Work instruction >> Work through the records below and tally every line containing "between". Reply with the total alone.

Records for processing >>
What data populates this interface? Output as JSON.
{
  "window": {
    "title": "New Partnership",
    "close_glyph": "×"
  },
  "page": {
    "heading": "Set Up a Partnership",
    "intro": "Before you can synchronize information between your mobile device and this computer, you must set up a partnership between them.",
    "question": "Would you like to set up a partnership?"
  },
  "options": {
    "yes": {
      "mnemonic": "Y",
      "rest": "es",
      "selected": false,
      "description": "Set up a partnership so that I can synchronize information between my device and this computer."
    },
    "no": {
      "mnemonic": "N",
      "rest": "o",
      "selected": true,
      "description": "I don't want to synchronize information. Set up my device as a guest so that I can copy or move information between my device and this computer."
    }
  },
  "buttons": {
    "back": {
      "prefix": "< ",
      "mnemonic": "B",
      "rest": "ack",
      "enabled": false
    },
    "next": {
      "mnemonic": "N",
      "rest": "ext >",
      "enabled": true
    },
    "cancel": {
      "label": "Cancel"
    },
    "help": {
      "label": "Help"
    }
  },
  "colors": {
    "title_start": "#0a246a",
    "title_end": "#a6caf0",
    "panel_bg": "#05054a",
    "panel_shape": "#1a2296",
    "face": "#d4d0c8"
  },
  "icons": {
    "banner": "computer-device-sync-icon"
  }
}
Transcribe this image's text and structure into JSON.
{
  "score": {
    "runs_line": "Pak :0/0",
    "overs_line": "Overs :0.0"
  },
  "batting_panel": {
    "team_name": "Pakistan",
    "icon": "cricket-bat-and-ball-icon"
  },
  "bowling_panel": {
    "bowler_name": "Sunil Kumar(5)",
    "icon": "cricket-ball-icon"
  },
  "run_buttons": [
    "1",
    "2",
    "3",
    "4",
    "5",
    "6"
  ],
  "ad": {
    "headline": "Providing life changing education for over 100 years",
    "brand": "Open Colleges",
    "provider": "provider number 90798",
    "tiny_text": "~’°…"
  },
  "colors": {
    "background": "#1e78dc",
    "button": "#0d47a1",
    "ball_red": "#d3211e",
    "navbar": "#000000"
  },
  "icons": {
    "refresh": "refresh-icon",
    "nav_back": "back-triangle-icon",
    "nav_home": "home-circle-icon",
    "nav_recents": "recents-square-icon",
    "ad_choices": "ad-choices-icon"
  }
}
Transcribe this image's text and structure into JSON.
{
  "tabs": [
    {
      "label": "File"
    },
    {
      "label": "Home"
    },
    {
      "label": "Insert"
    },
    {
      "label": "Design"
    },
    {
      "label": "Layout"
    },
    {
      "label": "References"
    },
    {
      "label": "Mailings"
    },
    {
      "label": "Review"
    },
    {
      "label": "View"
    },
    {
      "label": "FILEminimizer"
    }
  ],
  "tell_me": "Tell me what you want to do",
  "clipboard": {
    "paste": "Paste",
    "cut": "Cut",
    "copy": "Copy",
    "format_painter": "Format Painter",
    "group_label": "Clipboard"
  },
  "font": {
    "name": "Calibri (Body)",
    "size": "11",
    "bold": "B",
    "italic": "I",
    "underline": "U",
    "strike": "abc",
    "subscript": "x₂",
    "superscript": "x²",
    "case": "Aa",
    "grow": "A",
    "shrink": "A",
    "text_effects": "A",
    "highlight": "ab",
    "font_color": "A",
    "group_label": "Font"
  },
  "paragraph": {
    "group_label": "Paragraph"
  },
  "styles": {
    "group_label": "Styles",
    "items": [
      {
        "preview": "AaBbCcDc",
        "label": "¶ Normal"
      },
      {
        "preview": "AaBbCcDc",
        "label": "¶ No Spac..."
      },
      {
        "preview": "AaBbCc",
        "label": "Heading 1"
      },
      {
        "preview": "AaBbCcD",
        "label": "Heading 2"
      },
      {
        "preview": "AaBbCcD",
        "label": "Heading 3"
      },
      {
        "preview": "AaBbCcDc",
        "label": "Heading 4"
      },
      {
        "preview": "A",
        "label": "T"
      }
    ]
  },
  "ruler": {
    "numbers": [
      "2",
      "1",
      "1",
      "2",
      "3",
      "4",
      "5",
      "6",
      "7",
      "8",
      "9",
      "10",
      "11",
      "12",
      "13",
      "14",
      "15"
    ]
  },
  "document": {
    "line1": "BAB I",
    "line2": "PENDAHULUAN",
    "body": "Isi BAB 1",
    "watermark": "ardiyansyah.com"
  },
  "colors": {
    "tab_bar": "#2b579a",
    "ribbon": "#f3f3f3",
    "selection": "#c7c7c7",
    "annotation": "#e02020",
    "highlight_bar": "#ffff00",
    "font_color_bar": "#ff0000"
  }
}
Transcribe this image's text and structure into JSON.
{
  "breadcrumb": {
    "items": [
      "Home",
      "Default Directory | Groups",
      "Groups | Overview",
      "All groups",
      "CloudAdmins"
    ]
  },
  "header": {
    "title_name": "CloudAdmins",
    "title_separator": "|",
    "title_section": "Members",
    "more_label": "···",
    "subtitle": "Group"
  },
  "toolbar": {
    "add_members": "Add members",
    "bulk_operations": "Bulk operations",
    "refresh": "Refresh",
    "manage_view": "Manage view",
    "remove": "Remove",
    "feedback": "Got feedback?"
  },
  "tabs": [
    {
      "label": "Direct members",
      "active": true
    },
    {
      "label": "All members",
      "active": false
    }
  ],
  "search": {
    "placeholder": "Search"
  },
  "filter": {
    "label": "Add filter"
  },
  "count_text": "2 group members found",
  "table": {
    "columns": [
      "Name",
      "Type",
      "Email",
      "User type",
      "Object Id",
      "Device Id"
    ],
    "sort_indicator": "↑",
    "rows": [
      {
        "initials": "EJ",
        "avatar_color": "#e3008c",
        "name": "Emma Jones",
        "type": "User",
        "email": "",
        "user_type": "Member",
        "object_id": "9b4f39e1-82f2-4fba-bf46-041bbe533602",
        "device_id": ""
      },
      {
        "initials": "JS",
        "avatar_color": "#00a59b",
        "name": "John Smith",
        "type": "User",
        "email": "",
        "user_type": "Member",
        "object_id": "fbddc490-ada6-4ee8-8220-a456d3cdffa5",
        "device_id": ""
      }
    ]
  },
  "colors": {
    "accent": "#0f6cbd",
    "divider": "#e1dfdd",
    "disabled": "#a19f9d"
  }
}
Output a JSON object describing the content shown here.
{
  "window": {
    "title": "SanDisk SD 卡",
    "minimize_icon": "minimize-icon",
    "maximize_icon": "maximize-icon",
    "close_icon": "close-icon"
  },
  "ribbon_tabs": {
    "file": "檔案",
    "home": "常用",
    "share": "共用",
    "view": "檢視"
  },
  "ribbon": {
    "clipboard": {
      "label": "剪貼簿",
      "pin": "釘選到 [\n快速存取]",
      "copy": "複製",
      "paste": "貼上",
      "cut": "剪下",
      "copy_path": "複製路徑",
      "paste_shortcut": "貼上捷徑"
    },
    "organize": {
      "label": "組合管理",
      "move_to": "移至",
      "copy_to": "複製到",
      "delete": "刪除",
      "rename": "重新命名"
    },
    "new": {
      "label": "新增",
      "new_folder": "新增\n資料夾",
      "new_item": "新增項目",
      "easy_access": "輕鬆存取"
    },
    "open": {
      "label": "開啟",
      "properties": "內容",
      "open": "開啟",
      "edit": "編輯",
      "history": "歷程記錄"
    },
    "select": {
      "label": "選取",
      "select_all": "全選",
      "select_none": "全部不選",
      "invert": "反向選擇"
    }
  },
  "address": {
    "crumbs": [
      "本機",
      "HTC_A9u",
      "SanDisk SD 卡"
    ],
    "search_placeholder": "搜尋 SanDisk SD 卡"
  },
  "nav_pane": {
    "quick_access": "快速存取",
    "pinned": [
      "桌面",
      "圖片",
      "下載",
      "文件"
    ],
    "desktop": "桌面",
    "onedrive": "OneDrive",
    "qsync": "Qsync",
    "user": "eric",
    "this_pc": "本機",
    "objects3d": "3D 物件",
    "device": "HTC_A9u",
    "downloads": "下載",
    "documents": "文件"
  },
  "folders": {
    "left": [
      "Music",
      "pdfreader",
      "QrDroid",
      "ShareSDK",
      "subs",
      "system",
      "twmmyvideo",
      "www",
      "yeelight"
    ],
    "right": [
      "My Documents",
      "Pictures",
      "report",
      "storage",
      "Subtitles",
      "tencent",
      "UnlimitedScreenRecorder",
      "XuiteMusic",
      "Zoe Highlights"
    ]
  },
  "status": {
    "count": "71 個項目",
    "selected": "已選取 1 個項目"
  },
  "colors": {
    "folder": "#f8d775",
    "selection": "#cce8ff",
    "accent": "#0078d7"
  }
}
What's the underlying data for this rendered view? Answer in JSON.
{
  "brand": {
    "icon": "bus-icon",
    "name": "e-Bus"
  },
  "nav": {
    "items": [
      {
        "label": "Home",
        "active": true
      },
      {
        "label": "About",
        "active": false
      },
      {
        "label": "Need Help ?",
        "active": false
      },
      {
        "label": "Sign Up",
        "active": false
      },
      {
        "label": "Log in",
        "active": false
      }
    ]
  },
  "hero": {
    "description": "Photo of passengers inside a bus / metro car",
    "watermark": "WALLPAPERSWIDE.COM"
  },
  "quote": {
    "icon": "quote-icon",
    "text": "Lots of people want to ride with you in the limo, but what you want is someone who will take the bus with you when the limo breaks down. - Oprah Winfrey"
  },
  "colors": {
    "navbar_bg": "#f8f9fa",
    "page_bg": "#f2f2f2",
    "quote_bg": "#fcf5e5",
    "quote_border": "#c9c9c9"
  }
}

Answer section >> 3